“Audition CC and CS6 have a feature called ‘Templates.’ It is an easy way to have your toolbox of SFX and Beds automatically loaded with your rack presets ready to go. Just set up your session and export it as a template. If you have an older version, just set up a blank session and save it to your desktop. Just remember to hit ‘Save As.’
Set up a rack for each voice-over person you have. Unless they’re voicing a spot in another studio, you should never have to tweak their audio again after it is set (unless you’re going for a new effect, of course).
Have a voice tracker or other outside dry voice audio? Batch process their files using your settings to give them a bit more punch and match your station.
There are several ways to approach this workflow. It needs to be simple, provide accountability and include enforceable deadlines for each person in the process. Knight prefers paperless. If budget is an issue for you, going digital can be done FREE by using Google Docs. Create a form with the fields you need and it will automatically populate the spreadsheet. This operation is working very well at Spirit FM. If you have a budget for third party vendor software, Vcreative is a good tool at www.vcreativeinc.com.
Make these deadlines, presets and templates standard operating procedure. Standardizing your work flow will save you time in the long run and the continuity will make your station(s) sound significantly better.”
You never know…what is a “just get it done” drudgery to you now, may grow into a passion you never dreamed of, bringing all your hidden creative talents into full bloom. And that’s excellence!
I’ve heard a lot of talk about the ‘core listener’…listener’s age, predominantly female, soccer mom, stay-at-home mom, etc. Honestly, I admit that hadn’t fully sunk into my brain as deep as it should…until this one call from a donor…
I received a voicemail from a lady who wanted to update her declined credit card. She asked that I please return her call that day, or she’d try and fit in a time to call me back later in the week. I happily called but got her answering machine. In the middle of me leaving a message, an out of breath lady answered the phone, “Hi! I’m so glad you called but can you hang on a minute, please?” I told her, “of course, no problem.” Then I overheard her talking to her child; giving instructions on how long to walk the dog, how far to go, to hold the leash tightly, etc. She apologetically returned to our call and began explaining what had happened with her credit card. We were partway through updating her card info when another child entered the conversation, “I’m hungry! Can I have a snack?” …Mom responded with a list of reasons which included, “No, it’s close to dinner time; go comb your hair we have to leave for rehearsal soon.” After giving further instructions on what she meant by “comb your hair”, she once again returned to our call and apologized profusely for all the interruptions.

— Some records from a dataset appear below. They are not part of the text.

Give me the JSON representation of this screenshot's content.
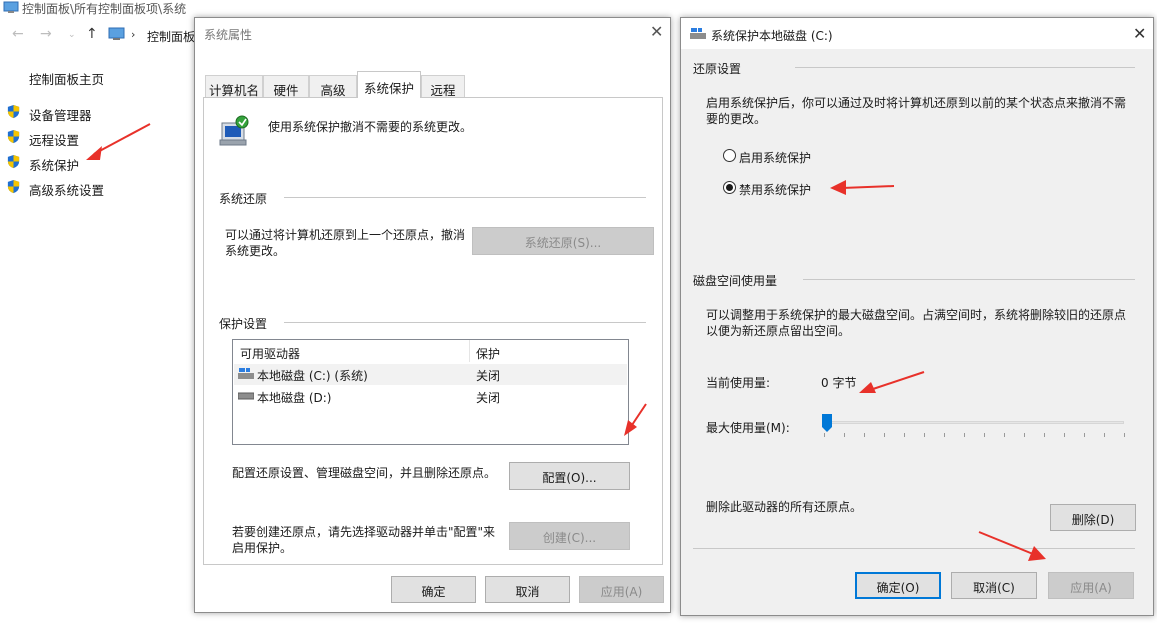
{
  "background": {
    "title": "控制面板\\所有控制面板项\\系统",
    "breadcrumb": "控制面板",
    "home_link": "控制面板主页",
    "links": [
      "设备管理器",
      "远程设置",
      "系统保护",
      "高级系统设置"
    ]
  },
  "sysprops": {
    "title": "系统属性",
    "tabs": [
      "计算机名",
      "硬件",
      "高级",
      "系统保护",
      "远程"
    ],
    "active_tab": "系统保护",
    "intro": "使用系统保护撤消不需要的系统更改。",
    "restore_group": "系统还原",
    "restore_text_1": "可以通过将计算机还原到上一个还原点，撤消",
    "restore_text_2": "系统更改。",
    "restore_button": "系统还原(S)...",
    "protect_group": "保护设置",
    "table": {
      "headers": [
        "可用驱动器",
        "保护"
      ],
      "rows": [
        {
          "drive": "本地磁盘 (C:) (系统)",
          "status": "关闭"
        },
        {
          "drive": "本地磁盘 (D:)",
          "status": "关闭"
        }
      ]
    },
    "config_text": "配置还原设置、管理磁盘空间，并且删除还原点。",
    "config_button": "配置(O)...",
    "create_text_1": "若要创建还原点，请先选择驱动器并单击\"配置\"来",
    "create_text_2": "启用保护。",
    "create_button": "创建(C)...",
    "ok": "确定",
    "cancel": "取消",
    "apply": "应用(A)"
  },
  "diskdlg": {
    "title": "系统保护本地磁盘 (C:)",
    "restore_group": "还原设置",
    "restore_desc_1": "启用系统保护后，你可以通过及时将计算机还原到以前的某个状态点来撤消不需",
    "restore_desc_2": "要的更改。",
    "radio_enable": "启用系统保护",
    "radio_disable": "禁用系统保护",
    "selected": "禁用系统保护",
    "disk_group": "磁盘空间使用量",
    "disk_desc_1": "可以调整用于系统保护的最大磁盘空间。占满空间时，系统将删除较旧的还原点",
    "disk_desc_2": "以便为新还原点留出空间。",
    "current_label": "当前使用量:",
    "current_value": "0 字节",
    "max_label": "最大使用量(M):",
    "max_slider_fraction": 0.0,
    "delete_text": "删除此驱动器的所有还原点。",
    "delete_button": "删除(D)",
    "ok": "确定(O)",
    "cancel": "取消(C)",
    "apply": "应用(A)"
  },
  "colors": {
    "accent": "#0078d7",
    "arrow": "#e8312a",
    "dialog_bg": "#f0f0f0"
  }
}
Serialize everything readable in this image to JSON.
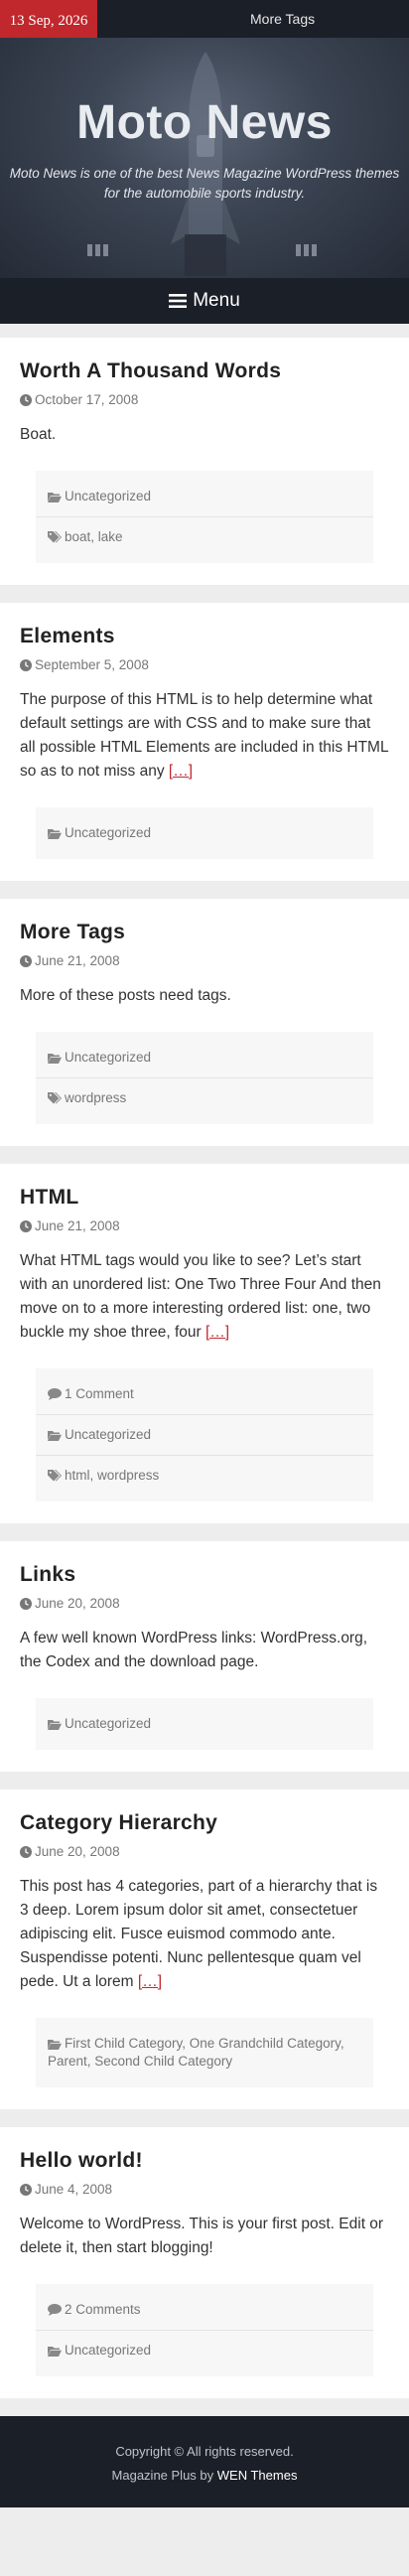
{
  "topbar": {
    "date": "13 Sep, 2026",
    "link": "More Tags"
  },
  "site": {
    "title": "Moto News",
    "description": "Moto News is one of the best News Magazine WordPress themes for the automobile sports industry."
  },
  "menu": {
    "label": "Menu"
  },
  "posts": [
    {
      "title": "Worth A Thousand Words",
      "date": "October 17, 2008",
      "excerpt": "Boat.",
      "more": "",
      "comments": "",
      "categories": "Uncategorized",
      "tags": "boat, lake"
    },
    {
      "title": "Elements",
      "date": "September 5, 2008",
      "excerpt": "The purpose of this HTML is to help determine what default settings are with CSS and to make sure that all possible HTML Elements are included in this HTML so as to not miss any ",
      "more": "[…]",
      "comments": "",
      "categories": "Uncategorized",
      "tags": ""
    },
    {
      "title": "More Tags",
      "date": "June 21, 2008",
      "excerpt": "More of these posts need tags.",
      "more": "",
      "comments": "",
      "categories": "Uncategorized",
      "tags": "wordpress"
    },
    {
      "title": "HTML",
      "date": "June 21, 2008",
      "excerpt": "What HTML tags would you like to see? Let’s start with an unordered list: One Two Three Four And then move on to a more interesting ordered list: one, two buckle my shoe three, four ",
      "more": "[…]",
      "comments": "1 Comment",
      "categories": "Uncategorized",
      "tags": "html, wordpress"
    },
    {
      "title": "Links",
      "date": "June 20, 2008",
      "excerpt": "A few well known WordPress links: WordPress.org, the Codex and the download page.",
      "more": "",
      "comments": "",
      "categories": "Uncategorized",
      "tags": ""
    },
    {
      "title": "Category Hierarchy",
      "date": "June 20, 2008",
      "excerpt": "This post has 4 categories, part of a hierarchy that is 3 deep. Lorem ipsum dolor sit amet, consectetuer adipiscing elit. Fusce euismod commodo ante. Suspendisse potenti. Nunc pellentesque quam vel pede. Ut a lorem ",
      "more": "[…]",
      "comments": "",
      "categories": "First Child Category,  One Grandchild Category,  Parent,  Second Child Category",
      "tags": ""
    },
    {
      "title": "Hello world!",
      "date": "June 4, 2008",
      "excerpt": "Welcome to WordPress. This is your first post. Edit or delete it, then start blogging!",
      "more": "",
      "comments": "2 Comments",
      "categories": "Uncategorized",
      "tags": ""
    }
  ],
  "footer": {
    "copyright": "Copyright © All rights reserved.",
    "theme": "Magazine Plus",
    "by": " by ",
    "author": "WEN Themes"
  },
  "colors": {
    "accent": "#c0282d",
    "dark": "#1b1f27"
  },
  "icons": {
    "date": "clock-icon",
    "comments": "comment-icon",
    "categories": "folder-open-icon",
    "tags": "tags-icon",
    "menu": "bars-icon"
  }
}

In that moment, I realized this mom was taking precious time out of an insanely busy (perhaps normal?) day to update her card information with us so that her gift could resume. I realized what a huge inconvenience this call was for her and yet she was determined to get this done, even while juggling many tasks and people that yearned for her attention.
I have always been deeply grateful for our donors. After speaking with this dear lady, I feel as if I got to climb inside her world a bit and it makes me that much more thankful! I won’t pretend that I always get it right with every call but I’m so glad that I didn’t sound impatient or annoyed with this lady. I even took a moment to thank her for making time for my call. Each time I answer the phone now I am reminded of this sweet mom and how precious time is for our listeners and donors; how awesome it is that they carve in time to speak with us!
Director of Partner Services